Jeffrey Marder of New Jersey has filed a lawsuit against Nintendo, The Pokemon Company and Niantic Labs on the grounds that Pokemon GO is encouraging its players to trespass.
Niantic has placed Pokestops and Pokemon Gyms on private property without the consent of the land owner, Marder argues, which has resulted in strangers flocking to his backyard.
Plagued by Pidgeys
Marder's case also appeals on behalf of many other properties that have suffered similar Pokemon GO-related issues, including the United States Holocaust Memorial Museum in Washington, D.C.
"To create that immersive world, Niantic made unauthorised use of Plaintiff’s and other Class members’ property by placing Pokestops and Pokemon gyms thereupon or nearby," the suit claims.

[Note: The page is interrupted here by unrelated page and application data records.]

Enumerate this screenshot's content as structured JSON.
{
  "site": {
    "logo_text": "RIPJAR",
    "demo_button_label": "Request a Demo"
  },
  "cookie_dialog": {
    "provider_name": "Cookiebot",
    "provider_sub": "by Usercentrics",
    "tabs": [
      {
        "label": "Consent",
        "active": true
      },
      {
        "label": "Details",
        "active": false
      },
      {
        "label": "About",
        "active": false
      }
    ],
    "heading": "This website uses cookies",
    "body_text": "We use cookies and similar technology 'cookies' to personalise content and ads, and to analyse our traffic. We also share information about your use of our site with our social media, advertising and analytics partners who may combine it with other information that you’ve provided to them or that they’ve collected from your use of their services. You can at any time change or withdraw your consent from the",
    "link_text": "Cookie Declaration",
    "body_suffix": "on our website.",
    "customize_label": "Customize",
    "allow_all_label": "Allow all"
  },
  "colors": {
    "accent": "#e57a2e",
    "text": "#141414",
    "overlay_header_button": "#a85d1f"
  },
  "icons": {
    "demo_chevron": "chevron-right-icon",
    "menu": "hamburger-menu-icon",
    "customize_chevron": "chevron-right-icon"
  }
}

"In so doing, Niantic has encouraged Pokemon GO’s millions of players to make unwanted incursions onto the properties of Plaintiff and other members of the class - a clear and ongoing invasion of their use and enjoyment of their land from which Defendants have profited and continue to profit."

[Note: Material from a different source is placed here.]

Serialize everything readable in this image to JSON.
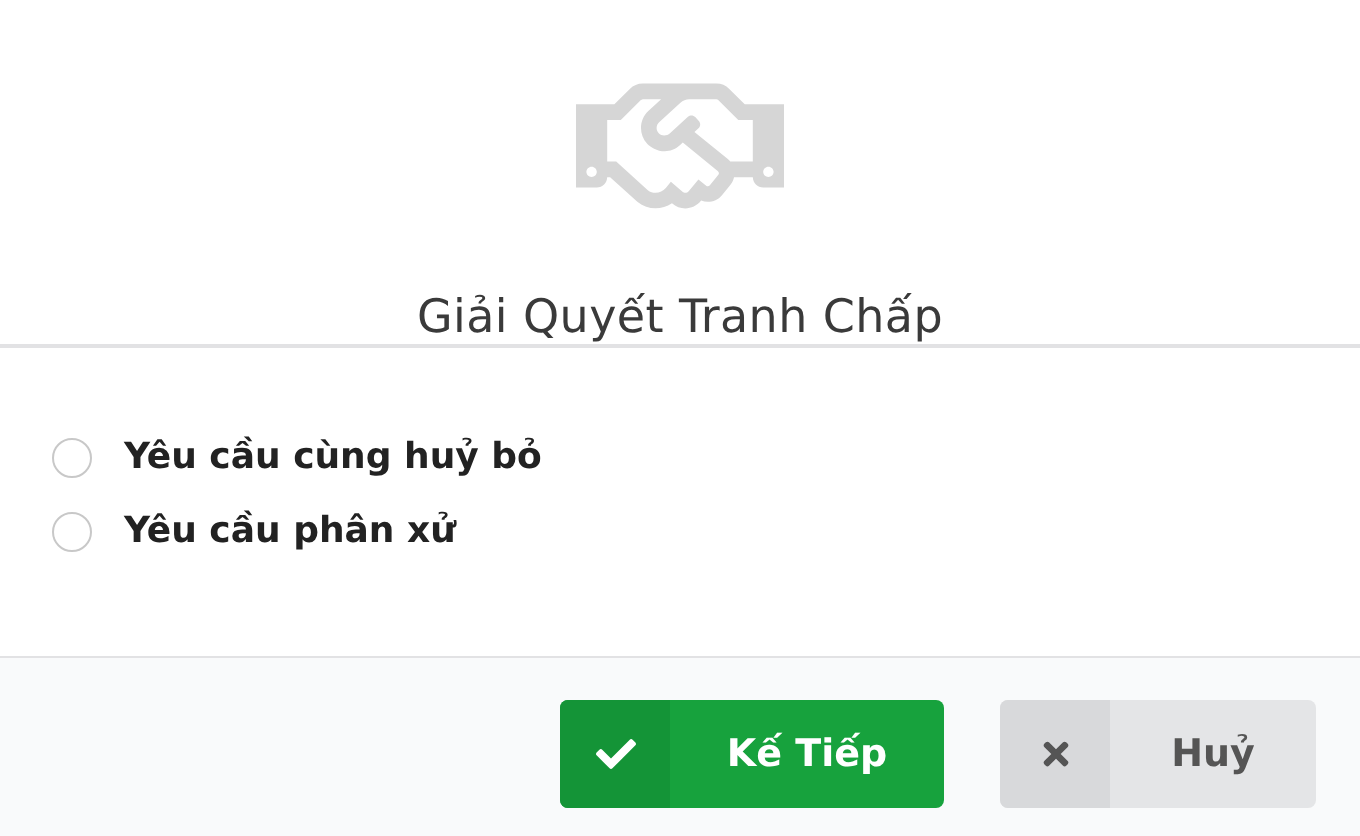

Don't say PocketGamer.biz didn't warn you, though - we already explained why a lawsuit against Niantic was only a matter of time here.
The lawsuit was filed on 29 July, and Niantic, The Pokemon Company, and Nintendo have 21 days to respond.